Mainland Chinese travel boom is a mixed blessing for Taiwan
In the first of a two-part series, we examine how the island is cashing in on the rise in travellers from across the strait, but locals are grumbling
Ralph Jennings in Taipei
Taiwan's once-quiet travel industry is embracing a steady increase in tourist arrivals from the mainland, but faces new strains from the growing influx of visitors, who threaten to overrun the island's prized landmarks.
With 2.58 million arrivals from the mainland last year - much of that during its three week-long national holidays - businesses from tiny inns to big airlines have made space for more visitors, travel industry watchers say.
Mainland arrivals to Taiwan are up 45 per cent from 2011. In 2008 only a trickle of cross-strait tourists was allowed.
Now, hot spots such as the National Palace Museum and the vertical mountain walls of the Taroko National Park attract so many tour groups that locals have started to complain.
The race is on to balance growth that is benefiting the travel industry against ordinary people's gripes about sometimes loud, boisterous tour groups. This month, bird flu deaths on the mainland put Taiwan on alert, and it stepped up screening of mainland arrivals at airports.
"Of course, we have the hope that the number [of tourists] can be higher," said Lin Yen-mei, a specialist with the Tourism Bureau. "The scenic spots don't complain, but individuals do."
Learning to get along with quieter, more orderly locals takes time, she said.
"In our early days, Taiwanese had no experience [of] travel abroad. For mainland tourists, it has been just four years, so this place is still very unfamiliar," Lin said.
Both sides are ethnic Chinese, but Taiwan's breakaway in the 1940s has distanced them politically and economically, leading to different expectations of public behaviour.
Taiwan opened regular group tours from the mainland in 2008 as the island's president, Ma Ying-jeou, struck deals designed to help the island's economy.
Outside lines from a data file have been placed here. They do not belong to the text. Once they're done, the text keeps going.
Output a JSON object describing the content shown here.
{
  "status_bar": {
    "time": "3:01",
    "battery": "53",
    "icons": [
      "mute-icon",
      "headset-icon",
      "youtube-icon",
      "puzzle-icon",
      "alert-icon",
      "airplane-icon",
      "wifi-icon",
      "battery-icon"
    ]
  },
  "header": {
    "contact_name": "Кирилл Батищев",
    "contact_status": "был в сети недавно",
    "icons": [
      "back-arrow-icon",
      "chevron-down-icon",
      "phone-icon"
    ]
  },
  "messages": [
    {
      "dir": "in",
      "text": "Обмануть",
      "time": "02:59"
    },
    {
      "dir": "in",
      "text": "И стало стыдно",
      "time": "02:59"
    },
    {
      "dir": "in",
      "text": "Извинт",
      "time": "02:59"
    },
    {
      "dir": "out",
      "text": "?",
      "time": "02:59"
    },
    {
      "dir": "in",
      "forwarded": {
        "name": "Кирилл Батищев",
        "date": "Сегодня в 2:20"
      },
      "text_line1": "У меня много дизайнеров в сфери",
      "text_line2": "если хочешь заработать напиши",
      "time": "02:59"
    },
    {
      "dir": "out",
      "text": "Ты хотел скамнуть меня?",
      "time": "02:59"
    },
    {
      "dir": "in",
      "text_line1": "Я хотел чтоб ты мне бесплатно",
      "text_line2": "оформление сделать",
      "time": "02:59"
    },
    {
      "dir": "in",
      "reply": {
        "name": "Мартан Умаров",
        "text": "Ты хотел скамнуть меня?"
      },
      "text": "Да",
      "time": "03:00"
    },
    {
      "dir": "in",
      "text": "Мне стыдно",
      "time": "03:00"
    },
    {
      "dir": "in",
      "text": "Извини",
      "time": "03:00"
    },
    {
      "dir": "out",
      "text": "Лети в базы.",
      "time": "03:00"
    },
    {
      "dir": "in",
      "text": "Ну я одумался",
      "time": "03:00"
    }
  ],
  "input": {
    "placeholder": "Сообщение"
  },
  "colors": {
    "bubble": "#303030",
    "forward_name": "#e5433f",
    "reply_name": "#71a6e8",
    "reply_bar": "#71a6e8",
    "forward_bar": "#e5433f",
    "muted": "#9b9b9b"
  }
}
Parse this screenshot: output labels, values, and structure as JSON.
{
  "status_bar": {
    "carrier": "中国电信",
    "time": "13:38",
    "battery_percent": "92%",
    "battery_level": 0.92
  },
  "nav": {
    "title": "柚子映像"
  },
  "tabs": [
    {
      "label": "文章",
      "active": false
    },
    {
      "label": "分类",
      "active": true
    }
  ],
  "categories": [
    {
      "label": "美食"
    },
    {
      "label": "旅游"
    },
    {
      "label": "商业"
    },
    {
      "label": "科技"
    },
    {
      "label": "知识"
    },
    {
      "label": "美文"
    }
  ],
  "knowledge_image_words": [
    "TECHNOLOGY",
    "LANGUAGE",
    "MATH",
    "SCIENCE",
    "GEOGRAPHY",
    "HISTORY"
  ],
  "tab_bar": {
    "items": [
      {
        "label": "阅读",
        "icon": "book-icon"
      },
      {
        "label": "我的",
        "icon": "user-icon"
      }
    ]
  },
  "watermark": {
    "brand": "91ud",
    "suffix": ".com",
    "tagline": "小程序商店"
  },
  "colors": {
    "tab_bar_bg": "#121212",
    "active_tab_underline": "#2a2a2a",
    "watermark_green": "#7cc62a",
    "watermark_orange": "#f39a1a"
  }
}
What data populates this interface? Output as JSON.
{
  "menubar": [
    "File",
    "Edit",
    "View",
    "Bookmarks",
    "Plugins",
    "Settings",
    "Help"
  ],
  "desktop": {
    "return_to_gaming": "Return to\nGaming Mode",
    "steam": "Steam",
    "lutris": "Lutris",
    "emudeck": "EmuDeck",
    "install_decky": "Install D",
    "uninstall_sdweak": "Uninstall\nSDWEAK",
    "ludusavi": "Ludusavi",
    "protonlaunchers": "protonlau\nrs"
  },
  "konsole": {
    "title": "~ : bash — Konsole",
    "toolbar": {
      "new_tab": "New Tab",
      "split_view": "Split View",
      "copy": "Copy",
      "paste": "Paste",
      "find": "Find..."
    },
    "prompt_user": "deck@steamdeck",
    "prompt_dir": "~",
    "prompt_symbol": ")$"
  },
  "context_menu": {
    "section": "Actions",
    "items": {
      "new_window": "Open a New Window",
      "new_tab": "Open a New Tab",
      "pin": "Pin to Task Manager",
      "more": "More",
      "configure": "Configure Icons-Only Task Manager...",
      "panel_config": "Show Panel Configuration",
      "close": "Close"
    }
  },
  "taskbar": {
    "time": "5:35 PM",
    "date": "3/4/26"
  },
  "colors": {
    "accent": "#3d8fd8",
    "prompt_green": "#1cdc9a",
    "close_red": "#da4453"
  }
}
The number of mainland tourists visiting Taiwan in 2011 totalled 1.78 million, but just 191,000 were travelling independently.
Second-tier hotels in Taipei or within a day's journey of major attractions such as the Alishan scenic area and Sun Moon Lake quickly fill up with mainland tourists during holidays such as Spring Festival, and tour buses can be hard to arrange.
Independent travellers are also finding their way to Taiwan's more remote corners.
Wang Daiyue, a state shipping firm worker from Beijing, spent 15 days and 20,000 yuan (HK$24,822) cycling around Taiwan, and ran into fellow tourists who were diving or prospecting on beaches.
"It was convenient," Wang said. "I bought a bike in Taipei and ended up shipping it home."
And as independent mainland travellers have increasingly opted to stay in Taiwan's cottage-like inns, the number of guesthouses has grown - from 3,200 to 3,774 over the year ending in February, the Taiwan Rural Accommodation Association says. Inns are vying for revenue with the major hotels that the tourists are used to across the strait.
"Although guesthouses don't have a rating system, you can see the differences from price and services provided," said association general secretary Lee Ching-sung. "Some guesthouses will provide dinner and breakfast with a night's stay, and the price will reflect the facilities and services provided."
To keep numbers in check, the National Palace Museum now limits visitors to 2,800 at any given time, and in October it extended its opening hours to 9pm from 6.30pm, with free admission for Taiwanese.
The museum's admissions rose from 3.85 million in 2011 to a high of 4.36 million last year.
It is impossible to limit the number of visitors to Taroko National Park, as the main road through it is also a cross-island highway. The managers of the park, which drew 3.63 million visitors last year - 40 per cent from the mainland - ask bus tours to visit lesser-known landmarks to keep pressure off the major sites and they steer independent travellers to hiking trails, a park administration guide said.
Some tour operators that use the park play videos reminding mainland visitors to respect nature and be polite to others.
Taiwan's government still maintains limits on the number of mainland tourists it allows in, citing concerns over illegal overstaying and undercover political activity. But the limits have risen since 2008 under pressure from the travel industry.
Individual travel is capped at 1,000 visitors a day but reached a daily average of just 523 last year, because only residents of the mainland's top-tier cities can apply. Getting the 500 yuan travel permit takes about a month. But Taiwan is about to raise its group limit to 7,000 tourists a day.
"The Tourism Bureau has a policy to maintain quality, so it will control numbers, but that has led to a reaction from souvenir shops and coach operators," said Anthony Liao, an official with the Taipei Association of Travel Agents. "They want more than the max."